══ Data excerpts
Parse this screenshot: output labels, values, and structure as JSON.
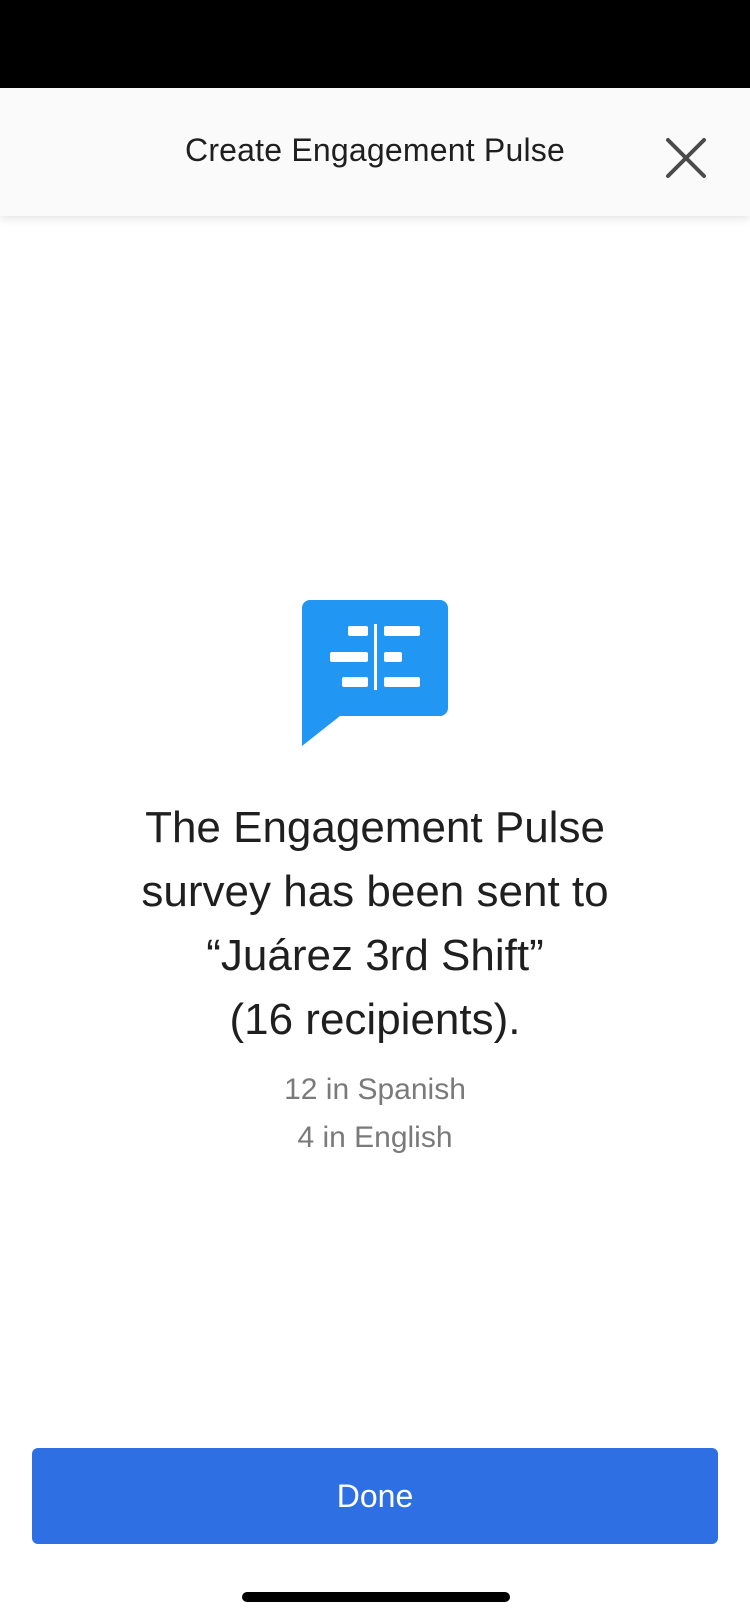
{
  "header": {
    "title": "Create Engagement Pulse",
    "close_icon": "close-icon"
  },
  "confirmation": {
    "icon": "survey-chat-icon",
    "icon_color": "#2196F3",
    "message_lines": [
      "The Engagement Pulse",
      "survey has been sent to",
      "“Juárez 3rd Shift”",
      "(16 recipients)."
    ],
    "counts": [
      "12 in Spanish",
      "4 in English"
    ]
  },
  "footer": {
    "done_label": "Done",
    "button_color": "#2F6FE4"
  }
}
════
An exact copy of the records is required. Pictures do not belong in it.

Parse this screenshot: output labels, values, and structure as JSON.
{
  "header": {
    "title": "Create Engagement Pulse",
    "close_icon": "close-icon"
  },
  "confirmation": {
    "icon": "survey-chat-icon",
    "icon_color": "#2196F3",
    "message_lines": [
      "The Engagement Pulse",
      "survey has been sent to",
      "“Juárez 3rd Shift”",
      "(16 recipients)."
    ],
    "counts": [
      "12 in Spanish",
      "4 in English"
    ]
  },
  "footer": {
    "done_label": "Done",
    "button_color": "#2F6FE4"
  }
}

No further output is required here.